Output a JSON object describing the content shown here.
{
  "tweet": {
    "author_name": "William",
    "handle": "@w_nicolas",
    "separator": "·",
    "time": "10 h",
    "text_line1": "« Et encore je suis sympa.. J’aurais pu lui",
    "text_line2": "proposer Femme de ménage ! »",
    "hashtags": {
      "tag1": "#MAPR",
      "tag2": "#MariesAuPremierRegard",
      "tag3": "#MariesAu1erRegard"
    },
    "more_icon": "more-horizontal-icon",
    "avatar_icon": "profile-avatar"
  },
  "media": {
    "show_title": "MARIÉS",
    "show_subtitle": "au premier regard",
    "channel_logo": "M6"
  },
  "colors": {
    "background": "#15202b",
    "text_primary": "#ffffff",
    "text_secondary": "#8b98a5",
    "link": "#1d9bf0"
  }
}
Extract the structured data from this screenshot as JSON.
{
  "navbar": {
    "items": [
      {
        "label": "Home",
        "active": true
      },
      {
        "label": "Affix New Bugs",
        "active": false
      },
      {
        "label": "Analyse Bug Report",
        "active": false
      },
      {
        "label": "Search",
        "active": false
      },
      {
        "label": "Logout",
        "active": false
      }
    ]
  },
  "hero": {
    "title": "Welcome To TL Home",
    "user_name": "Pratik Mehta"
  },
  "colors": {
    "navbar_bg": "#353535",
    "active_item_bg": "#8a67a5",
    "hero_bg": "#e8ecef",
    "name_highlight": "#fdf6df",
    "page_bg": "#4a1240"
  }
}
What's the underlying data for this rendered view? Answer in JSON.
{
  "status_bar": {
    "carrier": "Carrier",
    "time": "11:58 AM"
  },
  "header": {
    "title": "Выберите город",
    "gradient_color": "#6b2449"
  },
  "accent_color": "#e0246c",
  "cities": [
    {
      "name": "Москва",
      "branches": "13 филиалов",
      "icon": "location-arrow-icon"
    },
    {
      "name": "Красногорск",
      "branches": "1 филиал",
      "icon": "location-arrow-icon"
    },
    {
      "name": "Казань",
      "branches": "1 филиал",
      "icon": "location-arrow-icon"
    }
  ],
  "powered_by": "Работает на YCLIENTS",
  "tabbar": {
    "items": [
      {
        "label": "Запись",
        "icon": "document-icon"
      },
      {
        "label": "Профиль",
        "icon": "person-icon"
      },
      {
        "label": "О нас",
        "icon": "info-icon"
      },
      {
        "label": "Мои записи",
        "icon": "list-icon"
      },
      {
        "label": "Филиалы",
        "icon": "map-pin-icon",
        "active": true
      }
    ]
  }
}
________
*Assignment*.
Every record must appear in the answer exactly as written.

*Exercise output*.
Output a JSON object describing the content shown here.
{
  "tweet": {
    "author_name": "William",
    "handle": "@w_nicolas",
    "separator": "·",
    "time": "10 h",
    "text_line1": "« Et encore je suis sympa.. J’aurais pu lui",
    "text_line2": "proposer Femme de ménage ! »",
    "hashtags": {
      "tag1": "#MAPR",
      "tag2": "#MariesAuPremierRegard",
      "tag3": "#MariesAu1erRegard"
    },
    "more_icon": "more-horizontal-icon",
    "avatar_icon": "profile-avatar"
  },
  "media": {
    "show_title": "MARIÉS",
    "show_subtitle": "au premier regard",
    "channel_logo": "M6"
  },
  "colors": {
    "background": "#15202b",
    "text_primary": "#ffffff",
    "text_secondary": "#8b98a5",
    "link": "#1d9bf0"
  }
}
Extract the structured data from this screenshot as JSON.
{
  "navbar": {
    "items": [
      {
        "label": "Home",
        "active": true
      },
      {
        "label": "Affix New Bugs",
        "active": false
      },
      {
        "label": "Analyse Bug Report",
        "active": false
      },
      {
        "label": "Search",
        "active": false
      },
      {
        "label": "Logout",
        "active": false
      }
    ]
  },
  "hero": {
    "title": "Welcome To TL Home",
    "user_name": "Pratik Mehta"
  },
  "colors": {
    "navbar_bg": "#353535",
    "active_item_bg": "#8a67a5",
    "hero_bg": "#e8ecef",
    "name_highlight": "#fdf6df",
    "page_bg": "#4a1240"
  }
}
What's the underlying data for this rendered view? Answer in JSON.
{
  "status_bar": {
    "carrier": "Carrier",
    "time": "11:58 AM"
  },
  "header": {
    "title": "Выберите город",
    "gradient_color": "#6b2449"
  },
  "accent_color": "#e0246c",
  "cities": [
    {
      "name": "Москва",
      "branches": "13 филиалов",
      "icon": "location-arrow-icon"
    },
    {
      "name": "Красногорск",
      "branches": "1 филиал",
      "icon": "location-arrow-icon"
    },
    {
      "name": "Казань",
      "branches": "1 филиал",
      "icon": "location-arrow-icon"
    }
  ],
  "powered_by": "Работает на YCLIENTS",
  "tabbar": {
    "items": [
      {
        "label": "Запись",
        "icon": "document-icon"
      },
      {
        "label": "Профиль",
        "icon": "person-icon"
      },
      {
        "label": "О нас",
        "icon": "info-icon"
      },
      {
        "label": "Мои записи",
        "icon": "list-icon"
      },
      {
        "label": "Филиалы",
        "icon": "map-pin-icon",
        "active": true
      }
    ]
  }
}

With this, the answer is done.